You may have seen the blue VW with the bouncing rabbit motif recently added to VW’s online configurator. That’s the GTI Rabbit Edition. Though this particular color is borderline ridiculous, it evokes nothing but warmth and fondness in my heart for both concept and production VWs of years past.
VW has confused me lately. For example, I was told they weren’t going to do any specific marketing for the Jetta GLI; then there was weird-ass commercial about not needing to lock cars with a stick shift, which was even more confusing than the mixes messaging of the Jetta GLI itself.
My gripe with VW is that I want every new VW to remind me of the older ones. So I can’t say whether my expectations for the GTI Rabbit Edition were high or low. Rabbit is a good name for a car, and, even if it’s temporary, I’m glad it’s back. My first new car was a 2007 Rabbit, which lured me in with the promise of its sub-$15,000 starting price. That car nailed it, for what it was—equipped with the essentials yet concentrated on providing a great driving experience.
Of course, more than a decade later, a sub-$15,000 car is all but impossible. The 2019 GTI Rabbit Edition, with a sticker of $29,995, has much to answer for: more complicated consumer demands, increasingly stringent safety standards, and the fact that it’s a GTI rather than the base Golf that once carried the Rabbit name.
However, the GTI Rabbit Edition gets close to scratching the itch, easily more so than the aforementioned conflicted Jetta GLI. The GTI Rabbit Edition is refreshingly free of BS and distractions. It slots in just above the base trim, with a fair number of additions for the $1300-or-so premium over the standard GTI.
With the Rabbit Edition, you’ll get an exclusive gloss black hatch spoiler, gloss black 18-inch alloy wheels, and LED lighting. The Rabbit Edition also includes the driver assistance package (blind spot monitor, rear cross-traffic alert, automatic emergency braking, pedestrian detection) which costs $450 to add to the base GTI.
Do you really need to account for the remaining $850? Fine.
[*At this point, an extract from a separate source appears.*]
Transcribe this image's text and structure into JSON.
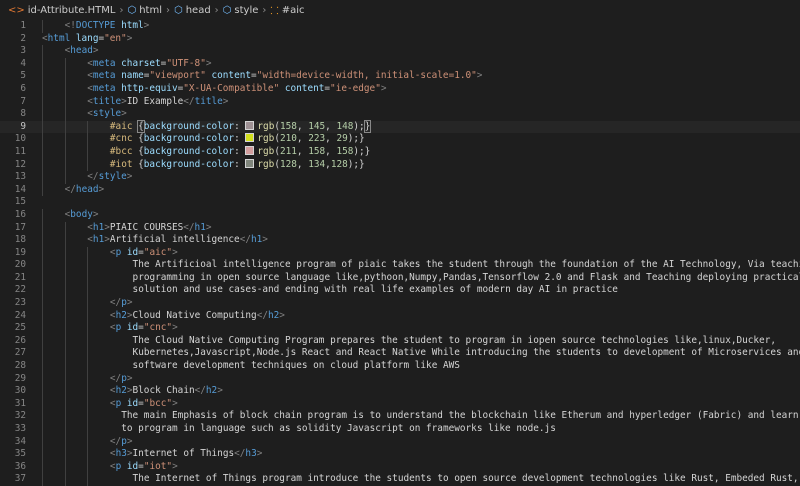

You get the Rabbit badge. The emblem alone isn’t worth the cost of entry—see, I’m being pretty reasonable here—but VW pretty closely guards this simple logo and it’s been awhile since it was taken out for a romp. Combined with the spoiler and wheels, the logo is just enough to stand out. You’ll also get exclusive Rabbit-motif floormats and comfortable sport seats upholstered in the telltale plaid that have distinguished Rabbit-branded VWs for decades.
Evaluating the GTI Rabbit Edition is really only relevant in the context of the GTI. Regardless of how you feel about the GTI’s price positioning in the market (which may be tied, consciously or subconsciously, to how long you’ve been interested in Volkswagens) the Rabbit Edition is a good value. (It’s limited to 3000 examples for 2019, and you know how VW fans eat that up.)
On that note, of the GTI Rabbit Edition’s four available colors—Deep Black Metallic, Pure White, Urano Grey, and Cornflower Blue—the latter two are limited to the Rabbit Edition, and you should absolutely go for the blue. Urano Grey looks great and everything, but Cornflower Blue is awesome because it’s reminiscent of the Jazz Blue of the 2003 20th Anniversary Edition GTI, one of the most notable cars to wear a Rabbit badge besides an actual Rabbit. That limited edition was gorgeous when new and is still a standout dot of color on the landscape today, should you be lucky enough to see one. It’s not exciting in the way that, say, a super-clean Corrado is exciting, but it’s enough color to brighten your day.
And that’s the thing with the GTI Rabbit Edition. It’s close enough to the original Rabbit to bring a smile and fond memories, but far enough from the original to remind the past is truly past. The Rabbit name was never really about blind-spot monitors and pedestrian detection.
Otherwise, the driving experience is consistent with any other GTI. The turbo-four was smooth as usual; its 228 horsepower is on the modest side for the GTI’s price point but still plenty engaging, and though I would have preferred the manual, the dual-clutch automatic transmission leaves little reason for complaint.
If you’re in the market for a GTI, the Rabbit Edition is absolutely worth a look. From a practical standpoint, it nails the Rabbit’s original goals of simplicity combined with a fun driving experience, and the nostalgic element is simply a value-add, especially if you’re the nostalgic type. All this is especially poignant in light of the fact that VW can’t be bothered selling the next Golf in the United States.
Does the Rabbit Edition need to stand out at all? There’s something to be said for eye-catching vinyl wraps of the sort that adorned the concept car, and that bunny motif is timelessly, tirelessly adorable. If that were a dealer option, this car would be a lot more fun.
In real-world terms, is this a car you’d actually buy? The GTI Rabbit Edition isn’t a true time machine, but it’s about as close as you’re going to get in terms of funky VW heritage and nostalgia, which is fine. It’s comfortable, it did exactly what I expected it to do, and that’s just right for what it is.